8 – Trade Entry and Exit FactorsGenerally, these factors have more to do with you than your chart setup. However, as we mentioned above, your dashboard must be arranged so that you can intuitively place trades without having to “fight” with your platform. If you have to click in and out of windows–say, closing out your chart and pulling up your DOM, or closing out your DOM to pull up another order entry window–then you’ve just lost several seconds in entering or exiting your trade. And if you’re a day trader, then you might have lost your time advantage. Be sure your dashboard allows you to operate in a rapid and seamless manner. Otherwise, your platform, which is essentially your way of getting into the market, may end up just getting in your way.
9 – How Can I Monitor Risk?Most platforms allow you to see your unrealized profit and loss in real-time. So for most retail day traders, this shouldn’t be much of an issue. There are exceptions, however:
- Some of the more archaic day trading platforms will not show you open positions if you reboot your computer the following day. Although this may no longer be an issue (it’s a ridiculous omission), don’t let such a thing catch you by surprise.
- If you are trading multiple contracts on multiple exchanges at once, you may need one platform that can tie in all of the data into one risk management screen. Some of these platforms also allow you to cross-margin your account, though this feature is more common among institutional platforms (which can be costly) than retail platforms.
10 – Should I Use a Dark or Light Background Theme
Believe it or not, dark or light screens go beyond aesthetics. They actually do impact functionality.

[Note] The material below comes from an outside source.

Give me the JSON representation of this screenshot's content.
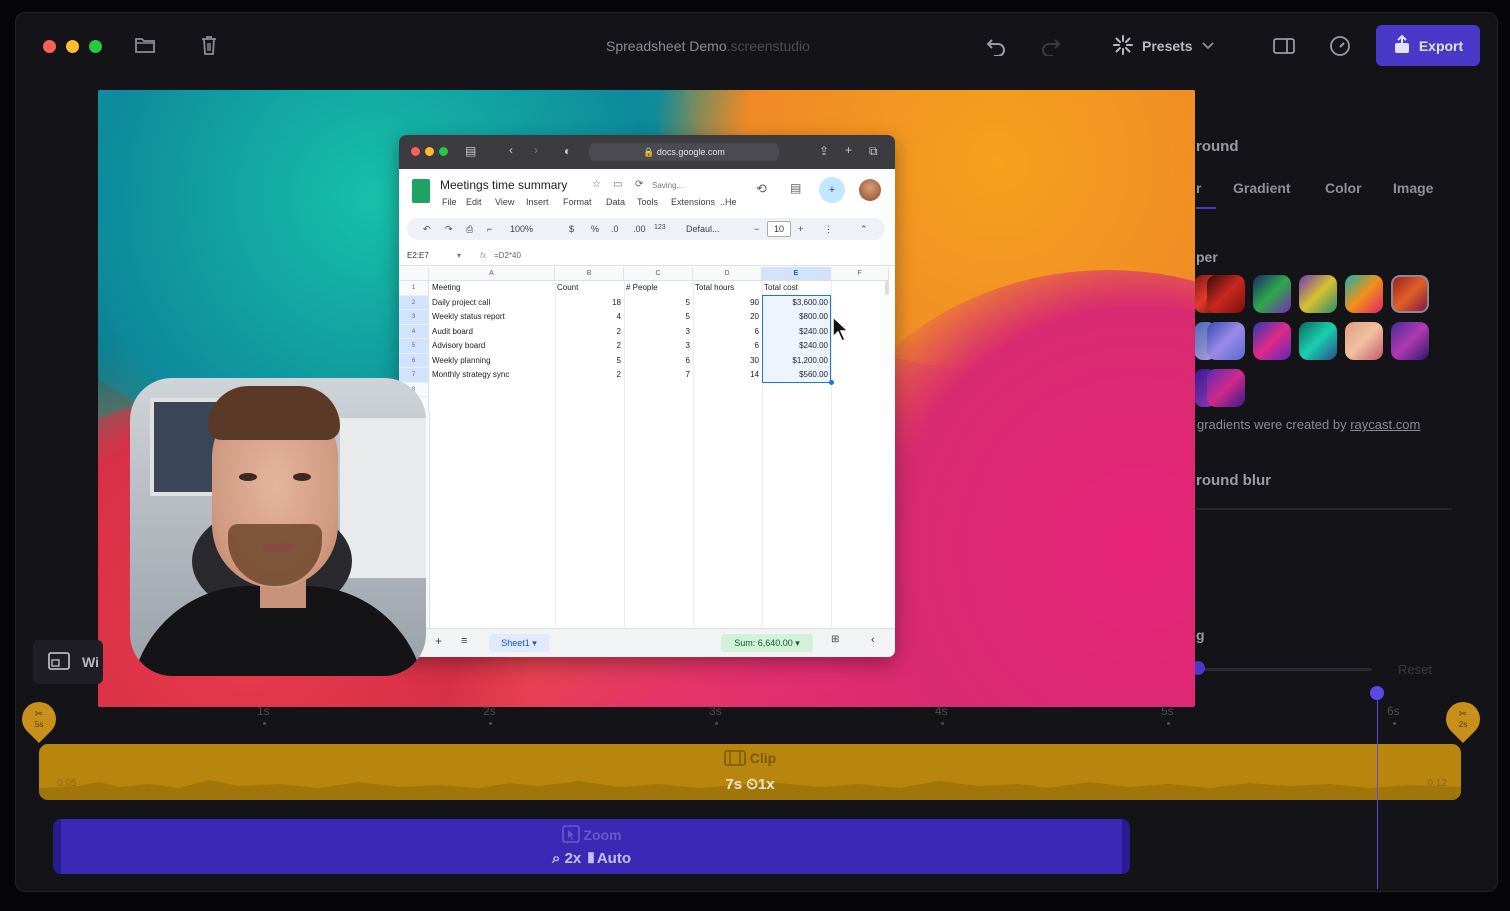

First, let’s talk about why so many financial platforms have dark screens. When design firm, IDEO designed the Bloomberg terminal, Bloomberg’s platform aesthetic became something of an industry-standard, if not by functionality, then by “brand design.” In this case, aesthetics may have had a lot to do with platforms that provided a default dark-themed background.

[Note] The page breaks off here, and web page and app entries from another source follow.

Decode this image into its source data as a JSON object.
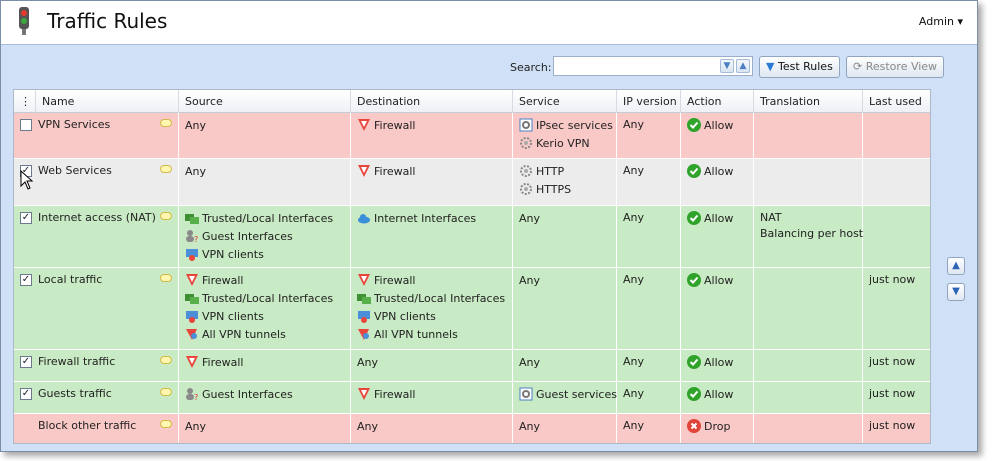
{
  "header": {
    "title": "Traffic Rules",
    "admin": "Admin ▾"
  },
  "toolbar": {
    "search_label": "Search:",
    "search_value": "",
    "test_rules": "Test Rules",
    "restore_view": "Restore View"
  },
  "columns": [
    "Name",
    "Source",
    "Destination",
    "Service",
    "IP version",
    "Action",
    "Translation",
    "Last used"
  ],
  "rows": [
    {
      "checked": false,
      "color": "red",
      "name": "VPN Services",
      "source": [
        "Any"
      ],
      "destination": [
        "Firewall"
      ],
      "service": [
        "IPsec services",
        "Kerio VPN"
      ],
      "ip": "Any",
      "action": "Allow",
      "translation": [],
      "last": ""
    },
    {
      "checked": true,
      "color": "grey",
      "name": "Web Services",
      "source": [
        "Any"
      ],
      "destination": [
        "Firewall"
      ],
      "service": [
        "HTTP",
        "HTTPS"
      ],
      "ip": "Any",
      "action": "Allow",
      "translation": [],
      "last": ""
    },
    {
      "checked": true,
      "color": "green",
      "name": "Internet access (NAT)",
      "source": [
        "Trusted/Local Interfaces",
        "Guest Interfaces",
        "VPN clients"
      ],
      "destination": [
        "Internet Interfaces"
      ],
      "service": [
        "Any"
      ],
      "ip": "Any",
      "action": "Allow",
      "translation": [
        "NAT",
        "Balancing per host"
      ],
      "last": ""
    },
    {
      "checked": true,
      "color": "green",
      "name": "Local traffic",
      "source": [
        "Firewall",
        "Trusted/Local Interfaces",
        "VPN clients",
        "All VPN tunnels"
      ],
      "destination": [
        "Firewall",
        "Trusted/Local Interfaces",
        "VPN clients",
        "All VPN tunnels"
      ],
      "service": [
        "Any"
      ],
      "ip": "Any",
      "action": "Allow",
      "translation": [],
      "last": "just now"
    },
    {
      "checked": true,
      "color": "green",
      "name": "Firewall traffic",
      "source": [
        "Firewall"
      ],
      "destination": [
        "Any"
      ],
      "service": [
        "Any"
      ],
      "ip": "Any",
      "action": "Allow",
      "translation": [],
      "last": "just now"
    },
    {
      "checked": true,
      "color": "green",
      "name": "Guests traffic",
      "source": [
        "Guest Interfaces"
      ],
      "destination": [
        "Firewall"
      ],
      "service": [
        "Guest services"
      ],
      "ip": "Any",
      "action": "Allow",
      "translation": [],
      "last": "just now"
    },
    {
      "checked": null,
      "color": "red",
      "name": "Block other traffic",
      "source": [
        "Any"
      ],
      "destination": [
        "Any"
      ],
      "service": [
        "Any"
      ],
      "ip": "Any",
      "action": "Drop",
      "translation": [],
      "last": "just now"
    }
  ],
  "colors": {
    "allow": "#2fa32a",
    "drop": "#e0443a",
    "red_row": "#f9c9c8",
    "green_row": "#c8eac4",
    "grey_row": "#ececec",
    "panel": "#cfe0f7"
  }
}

But there’s more to it. According to an article on UX Movement, “When it comes to text on websites, users either read or scan. Reading involves focusing on words for a thorough comprehension of the subject. Scanning involves skimming the words for a broader comprehension of the subject. When you should use white text on a dark background depends on whether users are scanning or reading text.” The article continues, “you should avoid using white text on a dark background when displaying paragraph text to make it easier from them to read.”
Getting to the main point:
- Financial charts are made up of graphic symbols and sometimes text.
- When “reading” text, white text on a black background can cause more eye strain than black on white.
- But when “scanning” graphic symbols, white or other bright colors on a black background can make the information more prominent.
The Bottom Line
Trading screen setups should be customized to enhance the ease and efficiency of functionality. As a day trader, your “best” trading screen setup is one that allows you to see comprehensively and to respond as quickly as possible to fleeting market opportunities. If your platform default doesn’t work for you, then you might strongly consider modifying it. When it comes to platform modifications, it’s ultimately up to you as the cost is yours alone to absorb. And if you choose not to modify your platform, and if such a choice results in bad trading, then that too is a cost that you alone must absorb.
Please be advised that trading futures and options involves substantial risk of loss and is not suitable for all investors. Past performance is not necessarily indicative of future results. This matter is intended as a solicitation to trade.